 See, for example, European Court of Human Rights (ECHR), Aydin v. Turkey, judgment of 25 September 1997, 25 EHRR 251, paras. 62-88; and ECHR, Prosecutor v. Furudnija, ICTY, judgment of 10 December 1998, Case No. IT-95-17/1-T, paras. 163-86.
 UN Human Rights Committee (HRC), General Comment No. 31, “Nature of the general legal obligation on states parties to the Covenant,” U.N. Doc. CCPR/C/21/Rev. 1/Add.13 (2004), para. 9.
 Convention on the Elimination of All Forms of Discrimination against Women (CEDAW), adopted December 18, 1979, G.A. res. 34/180, 34 U.N. GAOR Supp. (No. 46) at 193, U.N. Doc. A/34/46, entered into force September 3, 1981. The United States signed CEDAW in 1980 but has not ratified.

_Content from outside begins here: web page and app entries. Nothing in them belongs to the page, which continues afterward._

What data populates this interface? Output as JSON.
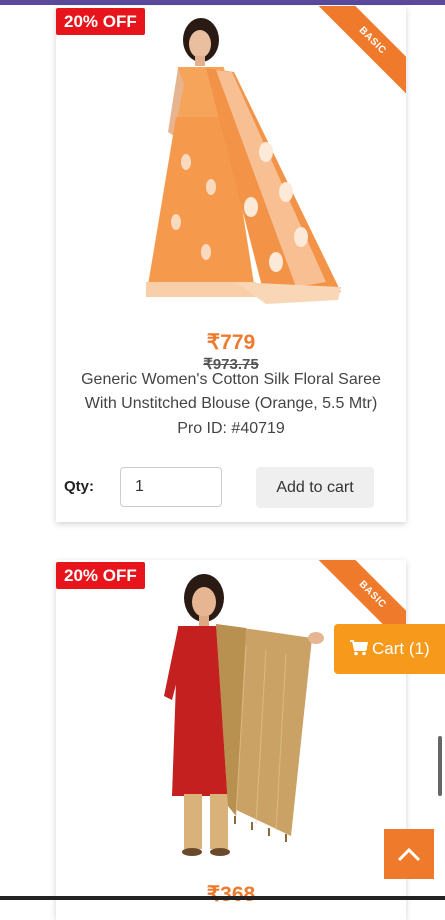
{
  "colors": {
    "accent": "#f07a2c",
    "discount": "#e8141b",
    "cart": "#f79a1c",
    "top_bar": "#5b4a9c"
  },
  "products": [
    {
      "discount": "20% OFF",
      "ribbon": "BASIC",
      "price": "₹779",
      "old_price": "₹973.75",
      "title": "Generic Women's Cotton Silk Floral Saree With Unstitched Blouse (Orange, 5.5 Mtr)",
      "pro_id": "Pro ID: #40719",
      "qty_label": "Qty:",
      "qty_value": "1",
      "add_to_cart": "Add to cart"
    },
    {
      "discount": "20% OFF",
      "ribbon": "BASIC",
      "price": "₹368"
    }
  ],
  "floating_cart": {
    "label": "Cart (1)",
    "icon": "cart-icon"
  },
  "scroll_up": {
    "icon": "chevron-up-icon"
  }
}
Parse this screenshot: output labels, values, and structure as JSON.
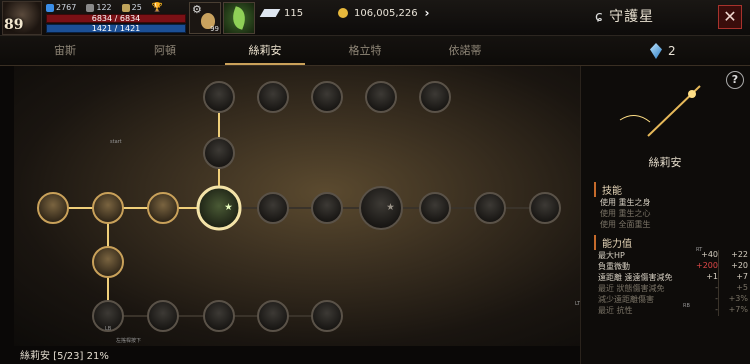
{
  "player": {
    "level": "89",
    "attack_value": "2767",
    "stat2": "122",
    "stat3": "25",
    "hp": "6834 / 6834",
    "mp": "1421 / 1421"
  },
  "slots": {
    "gear_badge": "99"
  },
  "resources": {
    "feather": "115",
    "gold": "106,005,226"
  },
  "window": {
    "title": "守護星",
    "close": "✕"
  },
  "tabs": [
    {
      "label": "宙斯",
      "active": false
    },
    {
      "label": "阿頓",
      "active": false
    },
    {
      "label": "絲莉安",
      "active": true
    },
    {
      "label": "格立特",
      "active": false
    },
    {
      "label": "依諾蒂",
      "active": false
    }
  ],
  "gem_count": "2",
  "tree": {
    "start_label": "start",
    "bottom_label": "LB",
    "bottom_sublabel": "左搖桿按下",
    "side_label": "LT",
    "rb_label": "RB",
    "rt_label": "RT",
    "status": "絲莉安 [5/23] 21%"
  },
  "panel": {
    "help": "?",
    "name": "絲莉安",
    "skills_title": "技能",
    "skills": [
      {
        "label": "使用 重生之身",
        "dim": false
      },
      {
        "label": "使用 重生之心",
        "dim": true
      },
      {
        "label": "使用 全面重生",
        "dim": true
      }
    ],
    "attrs_title": "能力值",
    "attrs": [
      {
        "name": "最大HP",
        "v1": "+40",
        "v2": "+22",
        "red": false,
        "dim": false
      },
      {
        "name": "負重微動",
        "v1": "+200",
        "v2": "+20",
        "red": true,
        "dim": false
      },
      {
        "name": "遠距離 遠遠傷害減免",
        "v1": "+1",
        "v2": "+7",
        "red": false,
        "dim": false
      },
      {
        "name": "最近 狀態傷害減免",
        "v1": "-",
        "v2": "+5",
        "red": false,
        "dim": true
      },
      {
        "name": "減少遠距離傷害",
        "v1": "-",
        "v2": "+3%",
        "red": false,
        "dim": true
      },
      {
        "name": "最近 抗性",
        "v1": "-",
        "v2": "+7%",
        "red": false,
        "dim": true
      }
    ]
  },
  "colors": {
    "accent": "#caa15a",
    "close_red": "#a8322c",
    "hp": "#7a1015",
    "mp": "#1b4f95",
    "negative": "#e04848"
  }
}
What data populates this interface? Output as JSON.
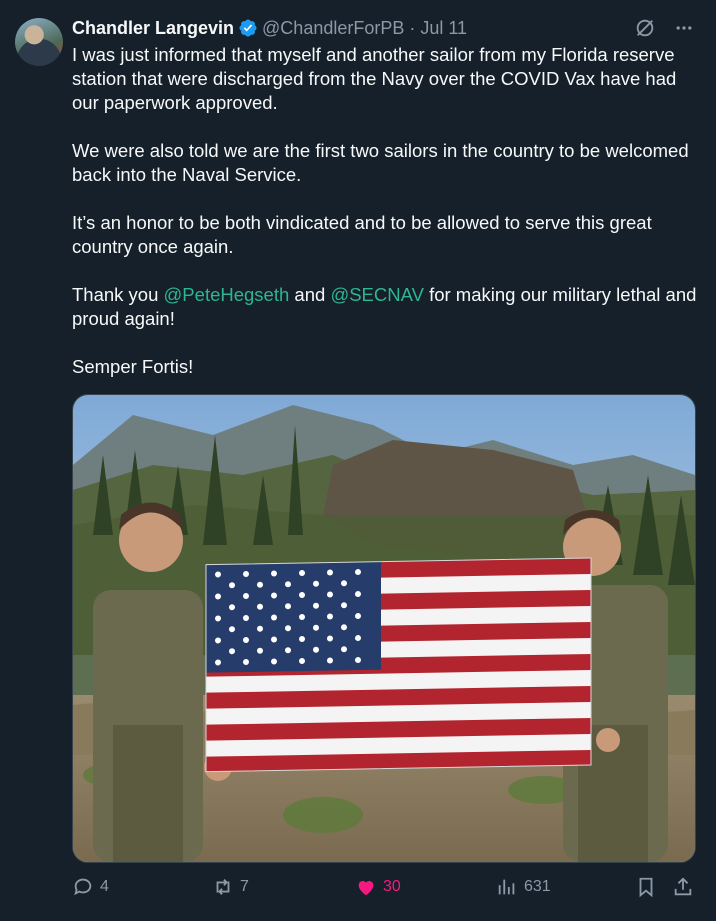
{
  "author": {
    "name": "Chandler Langevin",
    "handle": "@ChandlerForPB",
    "separator": "·",
    "date": "Jul 11"
  },
  "icons": {
    "verified": "verified-badge-icon",
    "grok": "grok-icon",
    "more": "more-icon",
    "reply": "reply-icon",
    "retweet": "retweet-icon",
    "like": "heart-icon",
    "views": "views-icon",
    "bookmark": "bookmark-icon",
    "share": "share-icon"
  },
  "body": {
    "p1": "I was just informed that myself and another sailor from my Florida reserve station that were discharged from the Navy over the COVID Vax have had our paperwork approved.",
    "p2": "We were also told we are the first two sailors in the country to be welcomed back into the Naval Service.",
    "p3": "It’s an honor to be both vindicated and to be allowed to serve this great country once again.",
    "p4_prefix": "Thank you",
    "mention1": "@PeteHegseth",
    "p4_and": "and",
    "mention2": "@SECNAV",
    "p4_suffix": "for making our military lethal and proud again!",
    "p5": "Semper Fortis!"
  },
  "stats": {
    "replies": "4",
    "retweets": "7",
    "likes": "30",
    "views": "631"
  },
  "colors": {
    "background": "#15202b",
    "mention": "#2fb58f",
    "like": "#f91880",
    "muted": "#8b98a5"
  }
}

See Vienna Convention on the Law of Treaties, concluded May 23, 1969, 1155 U.N.T.S. 331, entered into force January 27, 1980, art. 18.
 UN Committee on the Elimination of Discrimination against Women (CEDAW Committee), General Recommendation No. 19, “Violence against Women,” UN Doc. A/47/38 at 1 (1993), para. 24 (t).
 CEDAW Committee, “Concluding Observations: Germany,” U.N. Doc. CEDAW/C/DEU/CO/6, February 10, 2009; CEDAW Committee, “Concluding Comments: Czech Republic,” U.N. Doc. CEDAW/C/CZE/CO/3, August 25, 2006; CEDAW Committee, “Concluding Observations: Bangladesh,” U.N. Doc. CEDAW/C/BGD/CO/7, February 4, 2011.
 CEDAW, art. 11.
 CEDAW Committee, General Recommendation No. 12, “Violence against Women,” U.N. Doc. A/44/38 at 75 (1989); CEDAW Committee, General Recommendation No. 19, “Violence against Women,” UN Doc. A/47/38 at 1 (1993).
 Convention on the Rights of the Child (CRC), G.A. res. 44/25, annex, 44 U.N. GAOR Supp. (No. 49) at 167, U.N. Doc. A/44/49 (1989), entered into force September 2, 1990. The United States signed the CRC in 1995 but has not ratified.
 See Vienna Convention on the Law of Treaties, art. 18.
 CRC, art. 32.
 CRC, art. 34.
 Inter-American Commission on Human Rights, Report no. 80/11, Jessica Lenahan (Gonzales) et al. (United States), July 21, 2011, paras. 110-111.
International Convention on the Elimination of All Forms of Racial Discrimination (ICERD), adopted December 21, 1965, G.A. Res. 2106 (XX), annex, 20 U.N. GAOR Supp. (No. 14) at 47, U.N. Doc. A/6014 (1966), 660 U.N.T.S. 195, entered into force January 4, 1969, ratified by the United States on November 20, 1994.
UN Committee on the Elimination of Racial Discrimination, General Recommendation No. 14, “Definition of discrimination” (Forty-second session, 1993), Compilation of General Comments and General Recommendations Adopted by Human Rights Treaty Bodies, UN Doc. HRI\GEN\1\Rev.1 (1994), p. 277.